The Parts of a Hole


Tee Box or Teeing Ground

The tee box or teeing ground is where play for each hole begins. This area has a flat surface to allow golfers a clean tee shot.


The Fairway

The fairway is the neatly maintained grass that runs between the tee box and the green. Usually spanning anywhere from 30 to 50 metres in length, the fairway is the ideal landing area for shots off the tee. Fairways are always included on holes with a par-3 or par-4.


The Green

The green is the smooth grassy area at the end of the fairway prepared for putting. Each green has a flagstick (pin) and a hole (cup). The grass on a green is cut short enough to allow the ball to roll easily when a golfer is putting. The green has slightly longer grass on its edges called the fringe. Players need to learn to ‘read’ the green as the condition of the grass can determine how the ball will roll towards the hole. If the green is firm and dry then the ball will roll quickly, if the green is wet then the ball will roll slowly.


The Rough

The rough borders the fairway and has taller, coarser grass. A rough can also contain plants and other vegetation that makes hitting the ball a lot more difficult. Playing the ball out of the rough can make play unpredictable and challenging. It’s advisable to keep your golf ball out of the rough!



Hazards are anything on the golf course that can interfere with a player’s game and be hazardous to their score. The two types of hazards are bunkers and water.


Bunkers are concave areas on the golf course containing sand. They line the fairway or surround the putting green.

Water hazards include lakes, ponds, rivers, creeks and in some cases the ocean where a course is on the coast.


Other Information

While the holes are the most important part of the golf course, most golf courses will also have a pro shop or bar area (commonly referred to as the 19th hole!) on the grounds.


Other interesting facts about golf courses

There are nearly 40,000 golf courses in the world. Australia has just over 1,600 golf courses.


The first golf course was The Old Course at St Andrews in Scotland. Considered the oldest golf course in the world, it is commonly known as ‘The Home of Golf.’

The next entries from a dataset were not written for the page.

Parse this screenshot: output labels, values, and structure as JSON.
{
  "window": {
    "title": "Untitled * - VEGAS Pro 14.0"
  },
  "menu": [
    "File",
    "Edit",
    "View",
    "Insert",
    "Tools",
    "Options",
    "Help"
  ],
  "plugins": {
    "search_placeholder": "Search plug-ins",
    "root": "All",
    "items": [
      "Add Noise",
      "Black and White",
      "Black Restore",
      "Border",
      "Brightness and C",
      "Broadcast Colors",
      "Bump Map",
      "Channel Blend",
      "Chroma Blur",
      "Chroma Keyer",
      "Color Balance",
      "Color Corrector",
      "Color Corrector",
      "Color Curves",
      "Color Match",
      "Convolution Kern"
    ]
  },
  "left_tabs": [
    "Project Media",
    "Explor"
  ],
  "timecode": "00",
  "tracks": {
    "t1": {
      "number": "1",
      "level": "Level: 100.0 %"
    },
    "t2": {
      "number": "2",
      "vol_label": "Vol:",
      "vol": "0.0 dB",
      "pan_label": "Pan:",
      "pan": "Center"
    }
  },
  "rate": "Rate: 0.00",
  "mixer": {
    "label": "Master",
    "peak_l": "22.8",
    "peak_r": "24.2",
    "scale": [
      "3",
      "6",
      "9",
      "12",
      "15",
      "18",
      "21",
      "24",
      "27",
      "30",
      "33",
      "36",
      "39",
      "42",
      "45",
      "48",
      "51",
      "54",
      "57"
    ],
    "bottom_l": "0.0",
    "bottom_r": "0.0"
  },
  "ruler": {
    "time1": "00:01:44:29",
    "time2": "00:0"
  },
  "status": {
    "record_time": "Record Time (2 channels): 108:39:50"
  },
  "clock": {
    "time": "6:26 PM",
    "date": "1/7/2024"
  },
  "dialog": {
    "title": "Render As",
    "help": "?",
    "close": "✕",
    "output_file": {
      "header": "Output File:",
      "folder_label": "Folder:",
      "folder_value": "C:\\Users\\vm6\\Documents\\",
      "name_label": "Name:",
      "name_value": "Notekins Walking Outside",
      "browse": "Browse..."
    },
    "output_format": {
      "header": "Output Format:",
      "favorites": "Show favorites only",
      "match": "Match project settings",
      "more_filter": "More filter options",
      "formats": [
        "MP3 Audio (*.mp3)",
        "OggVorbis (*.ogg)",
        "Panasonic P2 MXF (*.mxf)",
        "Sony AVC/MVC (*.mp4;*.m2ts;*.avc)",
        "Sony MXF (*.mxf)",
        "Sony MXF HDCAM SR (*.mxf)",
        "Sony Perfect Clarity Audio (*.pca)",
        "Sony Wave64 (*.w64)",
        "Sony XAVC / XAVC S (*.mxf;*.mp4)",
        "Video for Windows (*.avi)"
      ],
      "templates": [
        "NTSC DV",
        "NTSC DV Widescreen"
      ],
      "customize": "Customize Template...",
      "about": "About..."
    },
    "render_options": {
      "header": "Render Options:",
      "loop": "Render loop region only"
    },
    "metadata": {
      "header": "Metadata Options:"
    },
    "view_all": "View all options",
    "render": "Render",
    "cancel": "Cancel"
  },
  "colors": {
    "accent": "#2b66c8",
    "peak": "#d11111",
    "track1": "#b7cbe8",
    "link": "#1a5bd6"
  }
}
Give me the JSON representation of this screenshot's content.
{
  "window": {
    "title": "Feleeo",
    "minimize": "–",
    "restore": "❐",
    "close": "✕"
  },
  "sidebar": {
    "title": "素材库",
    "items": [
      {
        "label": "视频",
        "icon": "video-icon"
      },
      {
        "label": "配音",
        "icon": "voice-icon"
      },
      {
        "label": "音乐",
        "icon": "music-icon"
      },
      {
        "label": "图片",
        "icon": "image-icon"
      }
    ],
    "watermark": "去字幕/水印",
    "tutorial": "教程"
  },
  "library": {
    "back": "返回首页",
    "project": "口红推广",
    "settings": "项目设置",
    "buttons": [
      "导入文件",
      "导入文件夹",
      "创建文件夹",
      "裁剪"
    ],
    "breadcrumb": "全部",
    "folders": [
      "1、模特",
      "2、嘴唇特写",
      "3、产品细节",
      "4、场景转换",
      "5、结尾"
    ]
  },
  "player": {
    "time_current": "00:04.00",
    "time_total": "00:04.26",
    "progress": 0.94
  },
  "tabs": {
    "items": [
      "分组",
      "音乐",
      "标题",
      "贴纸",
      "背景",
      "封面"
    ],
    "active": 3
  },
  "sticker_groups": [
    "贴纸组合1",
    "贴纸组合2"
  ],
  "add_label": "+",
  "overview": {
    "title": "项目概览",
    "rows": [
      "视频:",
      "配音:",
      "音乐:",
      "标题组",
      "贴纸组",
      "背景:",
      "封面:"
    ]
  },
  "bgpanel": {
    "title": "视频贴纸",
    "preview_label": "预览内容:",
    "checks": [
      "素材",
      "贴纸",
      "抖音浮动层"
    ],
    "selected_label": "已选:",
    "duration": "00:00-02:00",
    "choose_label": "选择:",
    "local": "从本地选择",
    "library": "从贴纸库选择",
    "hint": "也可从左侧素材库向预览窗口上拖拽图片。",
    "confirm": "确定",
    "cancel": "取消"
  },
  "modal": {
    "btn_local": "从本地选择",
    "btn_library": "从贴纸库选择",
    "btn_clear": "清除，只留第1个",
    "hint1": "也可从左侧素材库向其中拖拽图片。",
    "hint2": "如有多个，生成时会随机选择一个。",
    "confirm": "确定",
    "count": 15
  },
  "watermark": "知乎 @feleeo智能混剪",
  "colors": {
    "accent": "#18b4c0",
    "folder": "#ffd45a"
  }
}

A specialty within landscape design or landscape architecture, golf course architecture is actually considered a separate field of study. Professional golfers such as Jack Nicklaus also feature among golf course designers.